What do I make of the ribbon interface? As I have said above, Outlook is not pervaded by the new interface paradigm until you open up an email. Nevertheless, I have had a short encounter with Word 2007 and am convinced that the new interface works well. It didn’t take me long to find my way around at all. In fact, I think that they have made a great job of the new main menu triggered by the Office Button (as Microsoft call it) and got all sorts of things in there; the list includes Word options, expanded options for saving files (including the new docx file format, of course, but the doc format has not been discarded either) and a publishing capability that includes popular blogs (, for instance) together with document management servers. Additionally, the new zoom control on the bottom right-hand corner is much nicer than the old drop down menu. As regards the “ribbon”, this is an extension of the tabbed interfaces seen in other applications like Adobe HomeSite and Adobe Dreamweaver, the difference being that the tabs are only place where any function is found because there is no menu back up. There is an Add-ins tab that captures plug-ins to things like Adobe Distiller for PDF creation. Macromedia in its pre-Adobe days offered FlashPaper for doing the same thing and this seems to function without a hitch in Word 2007. Right-clicking on any word in your document not only gives you suggested corrections to misspellings but also synonyms (no more Shift-F7 for the thesaurus, though it is still there is you need it) and enhanced on-the-spot formatting options. A miniature formatting menu even appears beside the expected context menu; I must admit that I found that a little annoying at the beginning but I suppose that I will learn to get used to it.

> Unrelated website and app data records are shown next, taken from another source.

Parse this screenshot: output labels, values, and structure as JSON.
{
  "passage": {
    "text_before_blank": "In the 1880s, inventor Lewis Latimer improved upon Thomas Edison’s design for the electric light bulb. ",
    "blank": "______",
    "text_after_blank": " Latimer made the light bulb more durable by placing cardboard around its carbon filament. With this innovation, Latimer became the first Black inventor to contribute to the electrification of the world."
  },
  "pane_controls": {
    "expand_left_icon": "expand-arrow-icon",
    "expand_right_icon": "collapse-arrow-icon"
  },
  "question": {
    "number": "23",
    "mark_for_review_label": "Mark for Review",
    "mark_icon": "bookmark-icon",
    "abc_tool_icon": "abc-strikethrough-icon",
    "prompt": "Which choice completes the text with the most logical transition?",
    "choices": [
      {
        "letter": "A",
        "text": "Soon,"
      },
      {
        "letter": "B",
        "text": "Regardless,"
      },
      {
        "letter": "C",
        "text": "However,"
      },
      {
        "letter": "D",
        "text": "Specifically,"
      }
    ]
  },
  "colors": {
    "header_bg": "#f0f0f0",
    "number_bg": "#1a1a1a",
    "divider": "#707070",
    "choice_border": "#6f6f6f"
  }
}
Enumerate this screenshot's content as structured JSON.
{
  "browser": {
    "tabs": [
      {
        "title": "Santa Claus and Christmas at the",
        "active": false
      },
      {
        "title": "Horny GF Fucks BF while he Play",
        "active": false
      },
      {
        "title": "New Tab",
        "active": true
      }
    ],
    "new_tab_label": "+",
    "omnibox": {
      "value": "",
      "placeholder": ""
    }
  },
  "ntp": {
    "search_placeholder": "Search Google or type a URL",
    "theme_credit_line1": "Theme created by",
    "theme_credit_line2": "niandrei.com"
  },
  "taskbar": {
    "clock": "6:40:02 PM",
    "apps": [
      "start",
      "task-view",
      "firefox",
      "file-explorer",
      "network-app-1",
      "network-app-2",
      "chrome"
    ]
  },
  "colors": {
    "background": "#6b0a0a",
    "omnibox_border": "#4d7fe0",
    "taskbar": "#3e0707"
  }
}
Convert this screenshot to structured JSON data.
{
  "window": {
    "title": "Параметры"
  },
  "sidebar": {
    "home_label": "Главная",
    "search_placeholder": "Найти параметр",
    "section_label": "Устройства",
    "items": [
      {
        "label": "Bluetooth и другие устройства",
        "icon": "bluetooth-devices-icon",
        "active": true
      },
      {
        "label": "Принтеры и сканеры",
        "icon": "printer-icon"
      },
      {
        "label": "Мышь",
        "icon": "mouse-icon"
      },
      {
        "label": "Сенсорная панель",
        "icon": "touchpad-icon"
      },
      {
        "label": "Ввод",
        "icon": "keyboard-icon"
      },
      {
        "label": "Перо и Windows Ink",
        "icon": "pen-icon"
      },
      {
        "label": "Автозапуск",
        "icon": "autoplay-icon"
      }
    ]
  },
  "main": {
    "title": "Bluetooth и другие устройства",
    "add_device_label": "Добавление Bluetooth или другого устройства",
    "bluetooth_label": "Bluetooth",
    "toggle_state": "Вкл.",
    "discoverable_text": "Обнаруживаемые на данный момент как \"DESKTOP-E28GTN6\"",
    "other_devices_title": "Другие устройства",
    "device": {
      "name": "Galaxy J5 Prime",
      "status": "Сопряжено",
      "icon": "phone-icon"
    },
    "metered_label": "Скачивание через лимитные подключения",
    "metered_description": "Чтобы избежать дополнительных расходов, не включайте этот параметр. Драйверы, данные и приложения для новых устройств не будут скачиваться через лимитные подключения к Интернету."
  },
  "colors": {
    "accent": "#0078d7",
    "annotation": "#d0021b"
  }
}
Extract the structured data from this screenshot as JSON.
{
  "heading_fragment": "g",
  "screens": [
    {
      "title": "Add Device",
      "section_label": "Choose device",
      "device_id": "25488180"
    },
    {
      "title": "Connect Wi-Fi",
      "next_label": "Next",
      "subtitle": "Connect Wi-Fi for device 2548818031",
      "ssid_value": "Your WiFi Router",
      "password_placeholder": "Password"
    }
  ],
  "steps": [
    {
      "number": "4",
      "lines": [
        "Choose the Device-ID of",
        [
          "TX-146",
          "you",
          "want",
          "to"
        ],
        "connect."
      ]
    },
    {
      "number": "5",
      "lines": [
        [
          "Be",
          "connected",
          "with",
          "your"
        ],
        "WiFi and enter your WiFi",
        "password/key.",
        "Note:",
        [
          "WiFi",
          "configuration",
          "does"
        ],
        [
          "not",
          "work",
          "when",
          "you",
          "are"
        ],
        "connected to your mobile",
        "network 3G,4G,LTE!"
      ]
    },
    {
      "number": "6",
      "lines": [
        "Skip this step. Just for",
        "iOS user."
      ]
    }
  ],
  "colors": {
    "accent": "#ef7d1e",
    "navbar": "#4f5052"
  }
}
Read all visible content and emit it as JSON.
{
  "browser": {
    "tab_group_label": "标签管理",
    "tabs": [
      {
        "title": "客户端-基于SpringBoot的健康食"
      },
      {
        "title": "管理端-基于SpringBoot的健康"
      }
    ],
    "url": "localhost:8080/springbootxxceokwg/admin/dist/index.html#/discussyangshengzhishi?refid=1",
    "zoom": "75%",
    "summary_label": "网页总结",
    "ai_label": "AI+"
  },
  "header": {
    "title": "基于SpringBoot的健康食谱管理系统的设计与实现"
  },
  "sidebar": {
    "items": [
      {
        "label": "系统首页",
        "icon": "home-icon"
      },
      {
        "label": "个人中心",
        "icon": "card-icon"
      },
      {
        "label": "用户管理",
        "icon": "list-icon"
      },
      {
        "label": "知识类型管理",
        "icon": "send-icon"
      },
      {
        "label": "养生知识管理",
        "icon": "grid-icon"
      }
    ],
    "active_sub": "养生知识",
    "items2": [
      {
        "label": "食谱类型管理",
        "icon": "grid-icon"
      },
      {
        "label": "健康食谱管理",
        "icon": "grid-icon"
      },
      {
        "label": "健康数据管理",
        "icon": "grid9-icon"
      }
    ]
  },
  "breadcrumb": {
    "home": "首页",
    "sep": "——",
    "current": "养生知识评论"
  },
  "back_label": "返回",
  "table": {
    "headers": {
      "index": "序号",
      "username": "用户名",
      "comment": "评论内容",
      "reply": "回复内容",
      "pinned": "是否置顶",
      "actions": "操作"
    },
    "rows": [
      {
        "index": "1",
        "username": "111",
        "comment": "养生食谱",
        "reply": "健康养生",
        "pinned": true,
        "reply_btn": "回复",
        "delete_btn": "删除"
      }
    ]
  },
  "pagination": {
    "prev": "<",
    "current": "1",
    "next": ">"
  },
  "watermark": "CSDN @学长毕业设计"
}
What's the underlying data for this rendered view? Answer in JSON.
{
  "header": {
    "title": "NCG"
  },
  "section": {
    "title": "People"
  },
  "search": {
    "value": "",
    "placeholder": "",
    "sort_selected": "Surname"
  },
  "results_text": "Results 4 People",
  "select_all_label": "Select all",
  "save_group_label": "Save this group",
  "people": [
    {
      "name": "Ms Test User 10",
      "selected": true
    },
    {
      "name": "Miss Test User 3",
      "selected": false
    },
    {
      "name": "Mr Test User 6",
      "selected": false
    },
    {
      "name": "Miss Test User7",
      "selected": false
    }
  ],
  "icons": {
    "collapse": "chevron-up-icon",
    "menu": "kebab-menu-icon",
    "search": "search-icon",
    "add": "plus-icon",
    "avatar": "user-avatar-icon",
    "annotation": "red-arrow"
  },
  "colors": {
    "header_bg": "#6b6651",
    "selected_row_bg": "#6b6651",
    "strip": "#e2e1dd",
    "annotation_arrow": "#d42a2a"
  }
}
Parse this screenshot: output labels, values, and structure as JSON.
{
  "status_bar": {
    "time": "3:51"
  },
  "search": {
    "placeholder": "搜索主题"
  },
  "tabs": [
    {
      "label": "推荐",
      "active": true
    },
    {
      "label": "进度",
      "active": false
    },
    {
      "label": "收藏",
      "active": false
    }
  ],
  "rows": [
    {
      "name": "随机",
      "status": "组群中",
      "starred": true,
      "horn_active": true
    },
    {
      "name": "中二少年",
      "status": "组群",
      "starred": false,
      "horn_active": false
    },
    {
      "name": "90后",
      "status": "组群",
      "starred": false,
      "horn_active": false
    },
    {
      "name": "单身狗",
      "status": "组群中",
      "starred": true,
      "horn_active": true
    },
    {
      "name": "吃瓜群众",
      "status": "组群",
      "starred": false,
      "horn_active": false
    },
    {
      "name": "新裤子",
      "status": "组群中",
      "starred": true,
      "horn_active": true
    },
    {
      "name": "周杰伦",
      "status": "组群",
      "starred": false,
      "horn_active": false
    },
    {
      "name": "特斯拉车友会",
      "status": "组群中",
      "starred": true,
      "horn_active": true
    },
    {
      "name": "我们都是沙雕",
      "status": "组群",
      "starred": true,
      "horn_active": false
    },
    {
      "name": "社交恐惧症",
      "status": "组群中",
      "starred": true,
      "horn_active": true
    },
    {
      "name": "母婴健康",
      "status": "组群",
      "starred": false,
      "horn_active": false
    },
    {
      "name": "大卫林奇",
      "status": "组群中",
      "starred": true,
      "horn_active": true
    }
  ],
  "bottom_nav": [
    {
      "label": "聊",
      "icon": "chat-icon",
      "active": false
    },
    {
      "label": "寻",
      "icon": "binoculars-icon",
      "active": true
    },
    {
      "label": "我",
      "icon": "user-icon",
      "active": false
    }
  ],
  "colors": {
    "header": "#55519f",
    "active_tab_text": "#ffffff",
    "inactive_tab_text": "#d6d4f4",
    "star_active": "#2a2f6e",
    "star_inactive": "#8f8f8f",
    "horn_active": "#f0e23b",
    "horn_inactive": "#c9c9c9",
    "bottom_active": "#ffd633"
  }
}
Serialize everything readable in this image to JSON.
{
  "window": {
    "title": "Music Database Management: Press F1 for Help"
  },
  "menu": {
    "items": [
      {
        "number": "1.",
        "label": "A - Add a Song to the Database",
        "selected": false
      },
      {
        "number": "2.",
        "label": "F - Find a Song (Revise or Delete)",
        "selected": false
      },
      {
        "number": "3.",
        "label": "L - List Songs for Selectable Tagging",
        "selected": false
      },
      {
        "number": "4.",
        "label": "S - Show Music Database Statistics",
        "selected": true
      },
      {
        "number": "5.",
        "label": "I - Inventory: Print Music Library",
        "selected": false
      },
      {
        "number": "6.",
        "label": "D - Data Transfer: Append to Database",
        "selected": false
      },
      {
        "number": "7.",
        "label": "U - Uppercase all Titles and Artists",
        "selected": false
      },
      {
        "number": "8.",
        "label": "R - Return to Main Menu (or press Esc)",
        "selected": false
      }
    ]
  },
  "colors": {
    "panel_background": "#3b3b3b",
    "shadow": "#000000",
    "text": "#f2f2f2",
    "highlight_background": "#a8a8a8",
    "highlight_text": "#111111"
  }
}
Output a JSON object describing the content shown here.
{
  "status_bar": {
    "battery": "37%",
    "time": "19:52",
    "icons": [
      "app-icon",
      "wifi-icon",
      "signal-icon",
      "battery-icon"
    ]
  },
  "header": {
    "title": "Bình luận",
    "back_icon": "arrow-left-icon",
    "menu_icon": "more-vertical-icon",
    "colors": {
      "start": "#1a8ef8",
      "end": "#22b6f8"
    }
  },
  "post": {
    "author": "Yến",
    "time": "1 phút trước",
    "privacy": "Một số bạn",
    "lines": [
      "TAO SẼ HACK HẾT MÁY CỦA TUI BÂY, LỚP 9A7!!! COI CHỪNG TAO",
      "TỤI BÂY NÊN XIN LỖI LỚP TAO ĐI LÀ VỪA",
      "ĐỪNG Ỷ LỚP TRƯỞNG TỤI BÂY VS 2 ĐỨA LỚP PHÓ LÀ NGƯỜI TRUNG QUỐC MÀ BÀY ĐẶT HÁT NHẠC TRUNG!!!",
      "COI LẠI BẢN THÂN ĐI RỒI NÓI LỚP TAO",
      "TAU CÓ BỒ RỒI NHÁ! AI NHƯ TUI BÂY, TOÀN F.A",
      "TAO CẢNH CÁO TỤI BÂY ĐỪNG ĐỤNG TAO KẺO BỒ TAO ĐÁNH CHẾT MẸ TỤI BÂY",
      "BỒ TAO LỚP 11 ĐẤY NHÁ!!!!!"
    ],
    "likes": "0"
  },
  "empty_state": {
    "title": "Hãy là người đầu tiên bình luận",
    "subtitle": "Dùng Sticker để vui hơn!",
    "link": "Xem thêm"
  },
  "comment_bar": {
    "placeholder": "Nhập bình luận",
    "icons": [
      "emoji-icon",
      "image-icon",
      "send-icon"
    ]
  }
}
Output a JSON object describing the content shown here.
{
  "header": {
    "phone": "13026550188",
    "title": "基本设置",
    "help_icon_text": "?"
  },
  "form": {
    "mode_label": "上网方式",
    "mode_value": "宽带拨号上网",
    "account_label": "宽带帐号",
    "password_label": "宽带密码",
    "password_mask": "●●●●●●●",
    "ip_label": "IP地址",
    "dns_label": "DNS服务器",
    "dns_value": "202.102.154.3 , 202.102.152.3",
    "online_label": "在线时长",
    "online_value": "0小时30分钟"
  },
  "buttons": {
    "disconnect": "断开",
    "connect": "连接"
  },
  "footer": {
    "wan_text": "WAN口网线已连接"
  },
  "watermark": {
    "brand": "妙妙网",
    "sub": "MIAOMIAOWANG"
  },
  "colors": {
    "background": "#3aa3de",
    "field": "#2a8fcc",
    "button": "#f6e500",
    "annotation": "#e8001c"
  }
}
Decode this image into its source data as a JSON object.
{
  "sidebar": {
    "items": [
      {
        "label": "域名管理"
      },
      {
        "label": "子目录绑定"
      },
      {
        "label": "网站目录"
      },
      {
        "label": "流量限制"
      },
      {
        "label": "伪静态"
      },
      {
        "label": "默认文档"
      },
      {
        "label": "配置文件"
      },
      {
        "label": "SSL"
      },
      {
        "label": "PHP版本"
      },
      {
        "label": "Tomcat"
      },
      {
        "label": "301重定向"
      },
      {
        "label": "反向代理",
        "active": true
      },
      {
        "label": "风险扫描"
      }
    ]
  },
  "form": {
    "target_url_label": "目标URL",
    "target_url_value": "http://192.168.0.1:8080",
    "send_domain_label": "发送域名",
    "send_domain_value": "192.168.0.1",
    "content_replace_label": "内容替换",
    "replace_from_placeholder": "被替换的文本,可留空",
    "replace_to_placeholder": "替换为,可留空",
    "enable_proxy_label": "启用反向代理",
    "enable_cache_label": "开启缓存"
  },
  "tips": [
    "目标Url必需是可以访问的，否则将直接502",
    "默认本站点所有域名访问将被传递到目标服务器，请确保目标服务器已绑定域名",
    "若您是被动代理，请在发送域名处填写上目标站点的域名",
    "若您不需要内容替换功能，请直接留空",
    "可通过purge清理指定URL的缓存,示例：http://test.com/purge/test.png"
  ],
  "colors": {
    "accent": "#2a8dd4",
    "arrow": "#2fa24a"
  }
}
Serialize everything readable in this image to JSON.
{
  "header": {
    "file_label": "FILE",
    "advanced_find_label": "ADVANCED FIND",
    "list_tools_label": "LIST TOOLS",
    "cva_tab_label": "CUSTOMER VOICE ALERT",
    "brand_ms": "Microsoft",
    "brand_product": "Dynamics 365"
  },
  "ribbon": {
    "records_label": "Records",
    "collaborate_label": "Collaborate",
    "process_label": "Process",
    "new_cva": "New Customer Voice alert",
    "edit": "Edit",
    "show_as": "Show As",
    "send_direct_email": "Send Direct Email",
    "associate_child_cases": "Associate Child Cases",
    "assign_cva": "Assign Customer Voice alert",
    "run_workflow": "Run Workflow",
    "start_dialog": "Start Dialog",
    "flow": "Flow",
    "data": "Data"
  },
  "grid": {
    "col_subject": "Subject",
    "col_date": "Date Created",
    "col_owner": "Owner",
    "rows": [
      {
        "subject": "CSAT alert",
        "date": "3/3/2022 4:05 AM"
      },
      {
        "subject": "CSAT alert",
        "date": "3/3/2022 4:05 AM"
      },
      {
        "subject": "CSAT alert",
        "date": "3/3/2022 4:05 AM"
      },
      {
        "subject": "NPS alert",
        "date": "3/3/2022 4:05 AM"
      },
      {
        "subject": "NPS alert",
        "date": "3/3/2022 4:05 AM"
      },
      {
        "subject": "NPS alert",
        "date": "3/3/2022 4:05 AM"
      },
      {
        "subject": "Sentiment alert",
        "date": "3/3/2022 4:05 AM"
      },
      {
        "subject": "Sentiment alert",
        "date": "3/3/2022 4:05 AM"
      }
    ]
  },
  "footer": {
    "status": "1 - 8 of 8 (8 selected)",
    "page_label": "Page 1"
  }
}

My use of Outlook and Word will continue, the latter’s blogging feature is very nice, but I haven’t had reason to look at Excel or PowerPoint in detail thus far. From what I have seen, the ribbon interface pervades in those applications too. Even so, my impressions the latest Office are very favourable. The interface overhaul may be radical but it does work. Their changing the file formats is a more subtle change but it does mean that users of previous Office versions will need the converter tool in order for document sharing to continue. Office 97 was the last time when we had to cope with that and it didn’t seem to cause the world to grind to a halt.

Will I upgrade? I have to say that it is very likely given what is available in Office Home and Student edition. That version misses out on having Outlook but the prices mean that even buying Outlook standalone to compliment what it offers remains a sensible financial option. Taking a look at the retail prices on confirms the point:

Office Home and Student Edition: £94.61

Office Standard Edition: £285.50

Office Standard Edition Upgrade: £175.96

Outlook 2007: £77.98

Having full version software for the price of an upgrade sounds good to me and it is likely to be the route that I take, if I replace the Office XP Standard Edition installation that has been my mainstay over the last few years. Having been on a Windows 95 > Windows 98 > Windows 98 SE > Windows ME upgrade treadmill and endured the hell raised when reinstallation becomes unavoidable, the full product approach to getting the latest software appeals to me over the upgrade pathway. In fact, I bought Windows XP Professional as the full product in order to start afresh after moving on from Windows 9x.